Few legends shine brighter than Johnny Cash. Over the course of a nearly 50 year career, he defined and re-defined American music in his own iconic style. And as anyone who has seen footage of his appearances at San Quentin or Folsom Prisons can attest, his live performances are the stuff of legend.

Johnny Cash Bootleg, Volume 3Over the past several years, Columbia Records has dug into their vaults to unearth some vintage Cash recordings. Their latest release documents some classic Cash live shows dating back to an early 1956 show in Dallas through his 1964 Newport Folk Festival appearance and a 1970 visit to the Nixon White House. All told, the two-disc set includes over 50 tracks from 10 shows spanning more than 20 years.

Here’s your chance to win this impressive collection. To win, post a comment with your favorite live performance of this year. A winner will be selected at random when the contest ends on Monday, 19 December 2011 at midnight ET.**

“Here is a young fellow that’s really been sellin’ the records throughout the country and a guy that’s got a million fans all over these United States.” said the announcer introducing Cash at the 1956 Dallas show captured here. If he only knew then…

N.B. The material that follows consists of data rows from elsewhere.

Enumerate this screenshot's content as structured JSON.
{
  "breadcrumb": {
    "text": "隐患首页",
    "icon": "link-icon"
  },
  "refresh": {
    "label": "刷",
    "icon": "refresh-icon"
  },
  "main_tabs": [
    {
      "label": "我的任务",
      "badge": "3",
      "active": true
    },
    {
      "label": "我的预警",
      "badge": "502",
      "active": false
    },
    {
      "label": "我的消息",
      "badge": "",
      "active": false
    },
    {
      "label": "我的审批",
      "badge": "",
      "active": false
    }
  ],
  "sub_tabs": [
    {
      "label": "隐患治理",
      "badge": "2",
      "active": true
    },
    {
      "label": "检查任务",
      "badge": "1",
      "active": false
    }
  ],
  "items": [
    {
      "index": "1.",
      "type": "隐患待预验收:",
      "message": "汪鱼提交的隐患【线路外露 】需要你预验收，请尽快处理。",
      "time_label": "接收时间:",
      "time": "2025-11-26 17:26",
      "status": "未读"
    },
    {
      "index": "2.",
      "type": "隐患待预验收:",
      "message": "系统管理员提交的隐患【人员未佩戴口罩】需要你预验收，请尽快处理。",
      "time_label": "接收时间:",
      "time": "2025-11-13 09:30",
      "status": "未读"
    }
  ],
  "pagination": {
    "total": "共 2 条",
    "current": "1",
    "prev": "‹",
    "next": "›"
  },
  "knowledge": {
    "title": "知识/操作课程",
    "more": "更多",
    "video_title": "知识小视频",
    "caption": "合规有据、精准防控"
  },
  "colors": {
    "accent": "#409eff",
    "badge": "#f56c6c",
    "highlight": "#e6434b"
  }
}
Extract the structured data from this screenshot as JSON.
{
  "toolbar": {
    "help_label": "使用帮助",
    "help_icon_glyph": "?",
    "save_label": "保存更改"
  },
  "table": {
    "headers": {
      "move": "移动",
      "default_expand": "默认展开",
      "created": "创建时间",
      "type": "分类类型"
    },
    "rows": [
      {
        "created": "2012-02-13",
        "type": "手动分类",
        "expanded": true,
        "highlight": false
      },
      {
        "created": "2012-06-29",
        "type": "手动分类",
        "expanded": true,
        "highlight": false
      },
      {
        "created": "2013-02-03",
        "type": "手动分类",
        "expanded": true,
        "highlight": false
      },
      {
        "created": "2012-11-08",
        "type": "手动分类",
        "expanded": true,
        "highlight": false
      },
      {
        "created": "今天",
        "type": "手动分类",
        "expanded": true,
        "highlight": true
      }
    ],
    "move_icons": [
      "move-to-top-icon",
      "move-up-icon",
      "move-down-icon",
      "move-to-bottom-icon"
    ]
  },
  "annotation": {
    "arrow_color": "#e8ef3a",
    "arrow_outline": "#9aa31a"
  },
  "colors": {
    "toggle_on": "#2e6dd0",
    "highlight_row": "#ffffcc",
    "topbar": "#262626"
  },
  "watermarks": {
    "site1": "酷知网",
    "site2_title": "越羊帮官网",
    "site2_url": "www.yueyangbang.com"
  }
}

**By participating in Twangville contests you agree to allow Twangville to post the winner’s name and city on our web site. We pass along the winning addresses to the record company or pr agency for fulfillment. Twangville will not use your address for any other reason. Contest open to US residents.